¶25 The "water exclusion" clause references water under the ground surface pressing on, or flowing or seeping through foundations, walls, floors or paved surfaces; or basements, whether paved or not; or doors, windows or other openings. Like the earth movement exclusion, the language is not specific as to natural causes, man-made causes, or to use the language found elsewhere in the policy, "however caused." Similar to the earth movement exclusion, some courts have determined a water movement exclusion applies to flow based upon natural causes when the policy is ambiguous.32
¶26 OSRMT states the policy should be read as a whole and an underground water pipe is not covered property and damages caused from the rupture of a non-covered property should be excluded pursuant to the exclusionary clause. Reading the policy as a whole does not allow us to conflate the policy-defined category of what is covered property with the exclusion. The policy-defined event defining an exclusion is based upon the type or nature of the event and in this agreement the exclusion is not defined based upon, or with reference to, the description of the non-covered property. This Court will not undertake to rewrite the insurance agreement or make for either party a better contract than the one which was executed.33
¶27 We hold exclusionary clauses in an insurance policy on the issue of man-made or caused events were ambiguous based upon (1) the lack of specificity in the particular clause when a similar specificity was used in other exclusionary clauses in the policy, and (2) the issue of man-made causation as applied to the particular exclusion had historically been treated by courts as ambiguous when man-made causation or a form of universal causation were not specified in the policy. We agree with McAlester Schools that OSRMT failed to show a policy-based exclusion to coverage for the event based upon earth movement and flow of water exclusions.
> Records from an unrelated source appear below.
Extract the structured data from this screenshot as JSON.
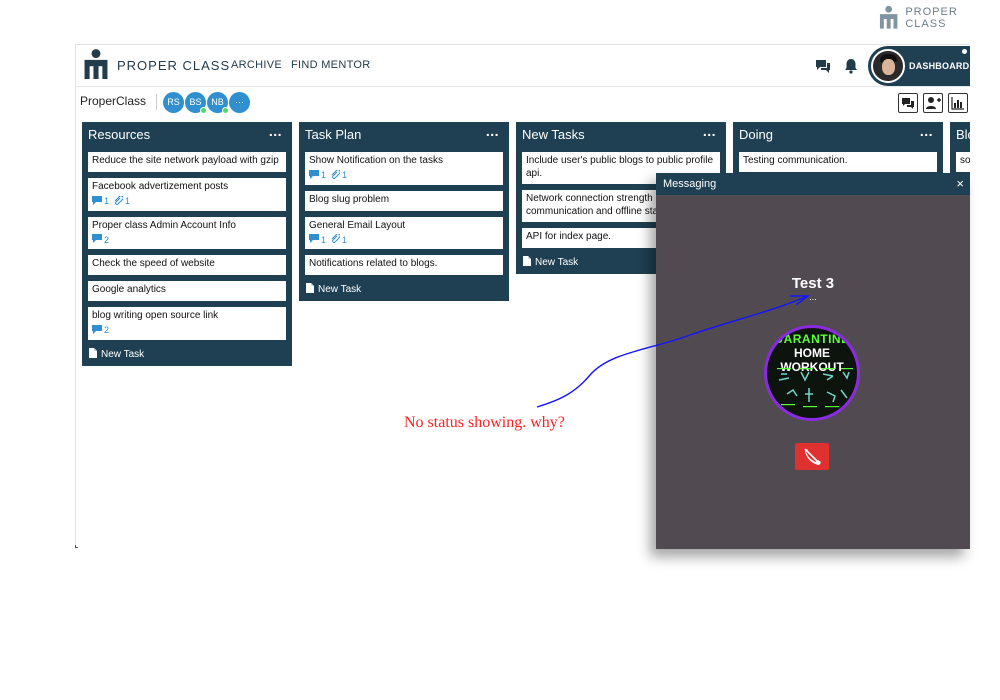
{
  "outer_brand": {
    "name": "PROPER CLASS"
  },
  "navbar": {
    "brand_name": "PROPER CLASS",
    "links": [
      "ARCHIVE",
      "FIND MENTOR"
    ],
    "dashboard_label": "DASHBOARD"
  },
  "board": {
    "title": "ProperClass",
    "members": [
      {
        "initials": "RS",
        "online": false
      },
      {
        "initials": "BS",
        "online": true
      },
      {
        "initials": "NB",
        "online": true
      },
      {
        "initials": "···",
        "online": false
      }
    ]
  },
  "lanes": [
    {
      "title": "Resources",
      "more": "...",
      "cards": [
        {
          "title": "Reduce the site network payload with gzip",
          "comments": "",
          "attachments": ""
        },
        {
          "title": "Facebook advertizement posts",
          "comments": "1",
          "attachments": "1"
        },
        {
          "title": "Proper class Admin Account Info",
          "comments": "2",
          "attachments": ""
        },
        {
          "title": "Check the speed of website",
          "comments": "",
          "attachments": ""
        },
        {
          "title": "Google analytics",
          "comments": "",
          "attachments": ""
        },
        {
          "title": "blog writing open source link",
          "comments": "2",
          "attachments": ""
        }
      ],
      "new_task": "New Task"
    },
    {
      "title": "Task Plan",
      "more": "...",
      "cards": [
        {
          "title": "Show Notification on the tasks",
          "comments": "1",
          "attachments": "1"
        },
        {
          "title": "Blog slug problem",
          "comments": "",
          "attachments": ""
        },
        {
          "title": "General Email Layout",
          "comments": "1",
          "attachments": "1"
        },
        {
          "title": "Notifications related to blogs.",
          "comments": "",
          "attachments": ""
        }
      ],
      "new_task": "New Task"
    },
    {
      "title": "New Tasks",
      "more": "...",
      "cards": [
        {
          "title": "Include user's public blogs to public profile api.",
          "comments": "",
          "attachments": ""
        },
        {
          "title": "Network connection strength communication and offline status",
          "comments": "",
          "attachments": ""
        },
        {
          "title": "API for index page.",
          "comments": "",
          "attachments": ""
        }
      ],
      "new_task": "New Task"
    },
    {
      "title": "Doing",
      "more": "...",
      "cards": [
        {
          "title": "Testing communication.",
          "comments": "",
          "attachments": ""
        }
      ],
      "new_task": ""
    },
    {
      "title": "Blo",
      "more": "",
      "cards": [
        {
          "title": "so",
          "comments": "",
          "attachments": ""
        }
      ],
      "new_task": ""
    }
  ],
  "messaging": {
    "title": "Messaging",
    "close": "×",
    "caller_name": "Test 3",
    "status": "...",
    "avatar_text_line1": "UARANTINE",
    "avatar_text_line2": "HOME WORKOUT"
  },
  "annotation": {
    "text": "No status showing. why?",
    "color": "#ff2020",
    "arrow_color": "#1414ff"
  },
  "colors": {
    "lane_bg": "#1f4052",
    "accent_blue": "#2f8fcf",
    "panel_bg": "#514a50",
    "hangup_red": "#e03131",
    "online_green": "#4cd964"
  }
}
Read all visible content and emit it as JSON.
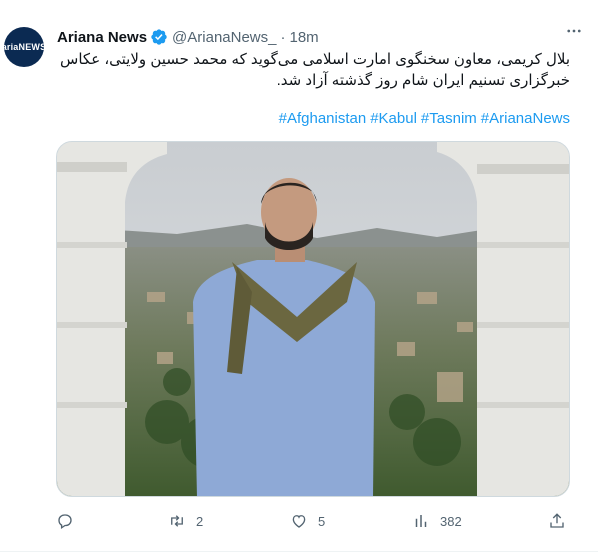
{
  "tweet": {
    "author_name": "Ariana News",
    "avatar_text": "ariaNEWS",
    "handle": "@ArianaNews_",
    "separator": "·",
    "time": "18m",
    "text": "بلال کریمی، معاون سخنگوی امارت اسلامی می‌گوید که محمد حسین ولایتی، عکاس خبرگزاری تسنیم ایران شام روز گذشته آزاد شد.",
    "hashtags": [
      "#Afghanistan",
      "#Kabul",
      "#Tasnim",
      "#ArianaNews"
    ],
    "more_icon": "ellipsis-icon"
  },
  "actions": {
    "reply": {
      "icon": "reply-icon",
      "count": ""
    },
    "retweet": {
      "icon": "retweet-icon",
      "count": "2"
    },
    "like": {
      "icon": "heart-icon",
      "count": "5"
    },
    "views": {
      "icon": "views-icon",
      "count": "382"
    },
    "share": {
      "icon": "share-icon",
      "count": ""
    }
  },
  "colors": {
    "accent": "#1d9bf0",
    "secondary_text": "#536471",
    "avatar_bg": "#0b2a52"
  }
}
Outcome: The standard for appellate review of a summary judgment is de novo and an appellate court makes an independent and nondeferential review testing the legal sufficiency of the evidential materials used in support and against the motion for summary judgment.34 The summary judgment for Oklahoma Schools Risk Management Trust is reversed and the controversy is remanded to the District Court for additional proceedings consistent with this opinion.